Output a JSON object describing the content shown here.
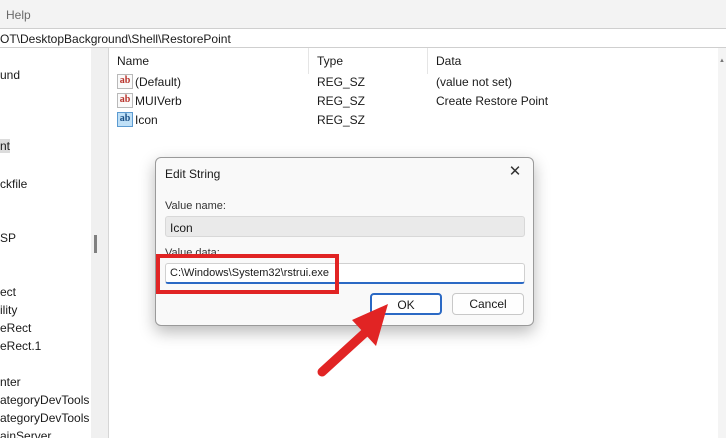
{
  "menubar": {
    "help_label": "Help"
  },
  "address": {
    "path": "OT\\DesktopBackground\\Shell\\RestorePoint"
  },
  "tree": {
    "items": [
      "und",
      "nt",
      "ckfile",
      "SP",
      "ect",
      "ility",
      "eRect",
      "eRect.1",
      "nter",
      "ategoryDevTools",
      "ategoryDevTools",
      "ainServer"
    ]
  },
  "list": {
    "columns": [
      "Name",
      "Type",
      "Data"
    ],
    "rows": [
      {
        "name": "(Default)",
        "type": "REG_SZ",
        "data": "(value not set)",
        "icon": "string-value-icon"
      },
      {
        "name": "MUIVerb",
        "type": "REG_SZ",
        "data": "Create Restore Point",
        "icon": "string-value-icon"
      },
      {
        "name": "Icon",
        "type": "REG_SZ",
        "data": "",
        "icon": "string-value-icon"
      }
    ]
  },
  "dialog": {
    "title": "Edit String",
    "close_glyph": "✕",
    "value_name_label": "Value name:",
    "value_name": "Icon",
    "value_data_label": "Value data:",
    "value_data": "C:\\Windows\\System32\\rstrui.exe",
    "ok_label": "OK",
    "cancel_label": "Cancel"
  },
  "colors": {
    "annotation": "#e12424",
    "accent": "#2b69c4"
  }
}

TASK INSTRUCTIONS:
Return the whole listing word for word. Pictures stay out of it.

TASK RESPONSE:
Output a JSON object describing the content shown here.
{
  "menubar": {
    "help_label": "Help"
  },
  "address": {
    "path": "OT\\DesktopBackground\\Shell\\RestorePoint"
  },
  "tree": {
    "items": [
      "und",
      "nt",
      "ckfile",
      "SP",
      "ect",
      "ility",
      "eRect",
      "eRect.1",
      "nter",
      "ategoryDevTools",
      "ategoryDevTools",
      "ainServer"
    ]
  },
  "list": {
    "columns": [
      "Name",
      "Type",
      "Data"
    ],
    "rows": [
      {
        "name": "(Default)",
        "type": "REG_SZ",
        "data": "(value not set)",
        "icon": "string-value-icon"
      },
      {
        "name": "MUIVerb",
        "type": "REG_SZ",
        "data": "Create Restore Point",
        "icon": "string-value-icon"
      },
      {
        "name": "Icon",
        "type": "REG_SZ",
        "data": "",
        "icon": "string-value-icon"
      }
    ]
  },
  "dialog": {
    "title": "Edit String",
    "close_glyph": "✕",
    "value_name_label": "Value name:",
    "value_name": "Icon",
    "value_data_label": "Value data:",
    "value_data": "C:\\Windows\\System32\\rstrui.exe",
    "ok_label": "OK",
    "cancel_label": "Cancel"
  },
  "colors": {
    "annotation": "#e12424",
    "accent": "#2b69c4"
  }
}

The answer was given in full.